Ever wonder how, in an era like the Middle Ages, an army could take over most of the known world in just a couple of decades? Well I have dammit. World events moved at a snail’s pace back then. France and England went to war for 116 years without deciding much of anything. The papacy took decades to render an opinion on whether or not Jesus owned his clothes. But the Mongols took over pretty much everything in the northern hemisphere in 70 years. I find that amazing. More so because that kind of thing wasn’t all that exceptional in the old world. The Arabs did something very similar in the 7th century when they established their Caliphate. The Romans did it hundreds of years before them. The Greeks, a couple of hundred years before the Romans, then there were the Persians, and well…you get the idea. But how was it possible for a relatively few people (say a few tens of thousands) to take over such huge swathes of territory in such short periods of time?
The answer is to a large extent: lack of communications. Say for a moment you’re a subsistence farmer living somewhere in 13th century Armenia. You get up to go milk your yak one morning only to find 3,000 Mongols camped on your front lawn. Seeing you, they politely invite you to join them on their campaign of conquest and plunder.

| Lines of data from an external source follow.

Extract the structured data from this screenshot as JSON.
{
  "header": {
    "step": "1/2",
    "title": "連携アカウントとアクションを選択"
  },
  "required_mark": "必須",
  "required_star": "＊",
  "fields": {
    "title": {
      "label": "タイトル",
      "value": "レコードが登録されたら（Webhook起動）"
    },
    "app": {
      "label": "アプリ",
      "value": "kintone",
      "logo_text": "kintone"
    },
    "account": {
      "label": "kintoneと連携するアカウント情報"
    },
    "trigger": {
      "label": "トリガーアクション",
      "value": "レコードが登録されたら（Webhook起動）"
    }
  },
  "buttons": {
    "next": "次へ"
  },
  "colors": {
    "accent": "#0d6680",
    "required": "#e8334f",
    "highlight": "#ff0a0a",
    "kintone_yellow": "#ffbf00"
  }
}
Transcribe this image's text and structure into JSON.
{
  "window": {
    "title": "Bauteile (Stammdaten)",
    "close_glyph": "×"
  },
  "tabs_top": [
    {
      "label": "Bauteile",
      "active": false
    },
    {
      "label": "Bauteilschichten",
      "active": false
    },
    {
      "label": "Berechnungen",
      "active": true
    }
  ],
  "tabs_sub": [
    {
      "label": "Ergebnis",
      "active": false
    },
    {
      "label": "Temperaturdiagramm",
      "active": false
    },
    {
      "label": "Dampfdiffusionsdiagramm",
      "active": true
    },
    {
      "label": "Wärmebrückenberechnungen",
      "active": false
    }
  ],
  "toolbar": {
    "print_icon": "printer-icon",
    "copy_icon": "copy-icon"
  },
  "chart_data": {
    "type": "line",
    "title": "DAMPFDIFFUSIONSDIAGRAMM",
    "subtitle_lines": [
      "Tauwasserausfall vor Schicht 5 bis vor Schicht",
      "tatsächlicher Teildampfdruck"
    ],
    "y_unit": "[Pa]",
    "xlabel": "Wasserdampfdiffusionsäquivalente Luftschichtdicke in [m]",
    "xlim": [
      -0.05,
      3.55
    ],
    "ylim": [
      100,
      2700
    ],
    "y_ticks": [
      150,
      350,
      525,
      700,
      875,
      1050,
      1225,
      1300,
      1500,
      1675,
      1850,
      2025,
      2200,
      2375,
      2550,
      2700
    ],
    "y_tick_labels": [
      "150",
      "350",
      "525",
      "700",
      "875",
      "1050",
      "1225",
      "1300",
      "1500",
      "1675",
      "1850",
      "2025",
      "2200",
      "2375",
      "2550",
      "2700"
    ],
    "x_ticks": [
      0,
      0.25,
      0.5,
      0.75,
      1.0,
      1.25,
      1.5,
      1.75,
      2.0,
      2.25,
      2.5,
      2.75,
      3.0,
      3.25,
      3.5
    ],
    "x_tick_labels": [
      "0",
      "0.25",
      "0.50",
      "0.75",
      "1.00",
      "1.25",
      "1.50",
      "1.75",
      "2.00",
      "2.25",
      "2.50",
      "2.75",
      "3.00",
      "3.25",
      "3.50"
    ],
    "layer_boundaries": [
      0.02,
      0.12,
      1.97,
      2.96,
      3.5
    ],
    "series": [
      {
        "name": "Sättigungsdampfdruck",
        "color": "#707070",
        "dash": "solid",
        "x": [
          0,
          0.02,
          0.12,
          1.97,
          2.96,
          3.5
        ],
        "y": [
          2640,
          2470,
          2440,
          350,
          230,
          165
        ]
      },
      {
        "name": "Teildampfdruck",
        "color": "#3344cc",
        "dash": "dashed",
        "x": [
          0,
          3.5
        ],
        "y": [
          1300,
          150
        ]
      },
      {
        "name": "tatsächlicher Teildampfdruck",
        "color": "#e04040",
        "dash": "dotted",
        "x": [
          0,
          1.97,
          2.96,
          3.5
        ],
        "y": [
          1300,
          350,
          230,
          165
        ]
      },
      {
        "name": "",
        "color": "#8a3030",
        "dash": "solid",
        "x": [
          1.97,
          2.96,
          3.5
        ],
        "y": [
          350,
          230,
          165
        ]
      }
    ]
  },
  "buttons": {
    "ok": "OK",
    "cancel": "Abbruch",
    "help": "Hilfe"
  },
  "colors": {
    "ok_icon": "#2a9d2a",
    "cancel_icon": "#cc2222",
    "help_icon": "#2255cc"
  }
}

Alternately, they offer to help arrange a sudden and personal introduction between you and your god-creator. I’ll wager the vast majority of us would raise up whatever garden implement was handy and shout “Death to Whoever!”, put on a fur vest and iron helmet and be gone.
Such is how armies of the day took territory and grew. And it was like that through most of human history. Without telegraphs or spy satellites to give advance warning, invading armies of one kind or another just tended to show up. And when they did there was precious little anyone could do about it. Waves of conquerors only tended to stop when they happened to encounter a large opposing force by accident, as the Moors did when they bumped into Charles Martel in southern France in 734 AD (marking the end of Mulsim expansion into Europe).
Oh Lordy me I’m well off the subject of noodles this morning. Maybe I should go get a good strong cup of tea and come back.